‘They think they know everything, and are always quite sure about it.’ These are not the words of a disapproving baby boomer bemoaning snowflake millennials, but a quote from ancient Greek philosopher Aristotle complaining about young people BC. Intergenerational tension is an issue as old as time.

In his excellent book, ‘Generations’, Bobby Duffy set out to get beyond the headlines to interrogate the causes and effects of the present day’s so-called generational warfare. Does our age and generation create some innate conditions for our actions and behaviours? Or are our generational relations being shaped by more than just where we fall in the generational cohorts?

From smoking behaviours to voting patterns, Duffy unpicks how our generational cohort combines with natural ageing patterns and things that affect everyone whatever their age. What emerged is a mixed bag, some things really are generational, other things less so.

These divides are underpinned by an underlying economic reality. Home ownership for young people has halved since the 1980s. Meanwhile older people own the wealth — housing and pensions. This is both cause and effect of the alarming lack of interaction and integration between generations.

Data shows people of different ages are living side-by-side and seldom interacting, or increasingly in entirely different postcodes and regions all together. Children now have a mere 5% chance of having someone aged over 65 living in their area compared to a 15% chance in 1991, while the level of segregation between retirees and young adults has roughly doubled during the same period. This is reflected in our relationships: we are less likely than ever before to have any sort of relationship — close or acquaintance — with someone from a different generation outside of our family unit.

Generational disconnection is the fertile ground on which it’s possible to foment intergenerational conflict.
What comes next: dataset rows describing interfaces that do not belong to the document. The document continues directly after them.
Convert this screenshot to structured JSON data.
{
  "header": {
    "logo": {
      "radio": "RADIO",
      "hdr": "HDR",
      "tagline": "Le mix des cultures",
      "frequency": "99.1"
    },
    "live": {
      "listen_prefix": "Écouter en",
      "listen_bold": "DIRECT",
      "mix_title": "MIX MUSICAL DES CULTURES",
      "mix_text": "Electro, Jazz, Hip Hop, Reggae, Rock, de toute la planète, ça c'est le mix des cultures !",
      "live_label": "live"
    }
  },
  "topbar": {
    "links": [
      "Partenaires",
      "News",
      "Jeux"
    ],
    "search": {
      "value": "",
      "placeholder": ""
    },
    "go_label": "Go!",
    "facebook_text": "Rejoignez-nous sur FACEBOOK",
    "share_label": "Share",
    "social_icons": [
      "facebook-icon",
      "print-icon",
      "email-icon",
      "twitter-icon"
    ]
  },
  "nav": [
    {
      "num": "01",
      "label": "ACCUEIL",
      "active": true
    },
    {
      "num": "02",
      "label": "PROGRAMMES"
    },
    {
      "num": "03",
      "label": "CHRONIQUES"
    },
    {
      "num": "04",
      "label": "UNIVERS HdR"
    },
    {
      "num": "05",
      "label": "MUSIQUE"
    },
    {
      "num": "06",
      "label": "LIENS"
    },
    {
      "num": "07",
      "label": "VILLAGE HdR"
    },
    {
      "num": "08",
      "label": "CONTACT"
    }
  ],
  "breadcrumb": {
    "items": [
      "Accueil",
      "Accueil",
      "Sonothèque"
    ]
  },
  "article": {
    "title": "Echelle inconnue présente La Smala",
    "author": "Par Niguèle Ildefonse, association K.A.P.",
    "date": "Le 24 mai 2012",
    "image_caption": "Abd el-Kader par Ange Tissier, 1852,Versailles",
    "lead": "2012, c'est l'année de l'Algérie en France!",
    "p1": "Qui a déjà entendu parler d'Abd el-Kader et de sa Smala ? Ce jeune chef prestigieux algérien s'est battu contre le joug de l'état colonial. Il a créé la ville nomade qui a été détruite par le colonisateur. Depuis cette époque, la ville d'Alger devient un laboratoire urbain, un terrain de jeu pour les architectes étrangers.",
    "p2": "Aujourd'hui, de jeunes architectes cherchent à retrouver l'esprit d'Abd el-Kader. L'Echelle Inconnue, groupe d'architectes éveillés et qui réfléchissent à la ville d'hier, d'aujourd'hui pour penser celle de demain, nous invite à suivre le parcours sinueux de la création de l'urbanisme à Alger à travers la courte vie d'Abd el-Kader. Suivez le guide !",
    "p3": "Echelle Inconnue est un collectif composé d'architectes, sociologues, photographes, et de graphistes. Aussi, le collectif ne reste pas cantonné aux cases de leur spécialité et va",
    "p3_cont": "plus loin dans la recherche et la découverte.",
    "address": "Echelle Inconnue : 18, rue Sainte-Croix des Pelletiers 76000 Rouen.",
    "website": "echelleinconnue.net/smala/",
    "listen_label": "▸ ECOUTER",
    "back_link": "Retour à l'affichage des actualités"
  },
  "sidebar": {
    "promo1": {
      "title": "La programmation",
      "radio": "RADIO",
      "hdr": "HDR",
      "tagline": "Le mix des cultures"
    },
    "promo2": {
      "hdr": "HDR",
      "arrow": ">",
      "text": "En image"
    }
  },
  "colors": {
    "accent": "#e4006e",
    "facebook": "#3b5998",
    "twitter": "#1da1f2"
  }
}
In short: it’s all too easy to accept simplistic, hateful narratives of different generations if you don’t have any decent relationships with people from those generations. The result? Different generations lead evermore separate, parallel lives.

Like all divisions, intergenerational division weakens the fabric of society that can be a crucial part of us leading healthy, happy lives where we trust one another, we have faith in our institutions, we are supported by and support those around us, and are active participants in democracy fuelled by a belief in our own agency and contribution.

There is a critical need to redress the economic inequalities that underpin intergenerational tension. But that won’t happen — or at least not quickly or effectively enough — without intergenerational solidarity unleashed by stronger relationships and greater understanding across generational divides. How else are we going to meet and overcome the complex intersecting environmental, social and political polycrises we all face if it’s not standing shoulder-to-shoulder across generations?

I’m inspired by the emerging field of intergenerational practice in the UK which is building relationships across generational divides. Take GrandNanny which is supporting over 50s back into the workforce to offer childcare and build bridges with younger generations. Or The Cares Family who are breaking down the invisible walls of our communities to connect young and old in rapidly changing cities. Or the proliferation of partnerships between schools and older people’s homes where company, connection and laughter nourish the days of old and young alike — Apples and Honey, Care Home FANS (from The Linking Network and My Home Life) and the Channel 4 show Care Home For Four Year Olds from St Monica Trust.

These are the green shoots of a wave of intergenerational connection, but we need much more of this and quickly if we are to foster the intergenerational connections needed in the years ahead. And that’s what I’m on a mission to explore with my Churchill Fellowship.



Iona Lawrence

Iona is a freelance strategy consultant. Previously she set up the Jo Cox Foundation, worked in the Calais refugee camp and campaigned for Save the Children.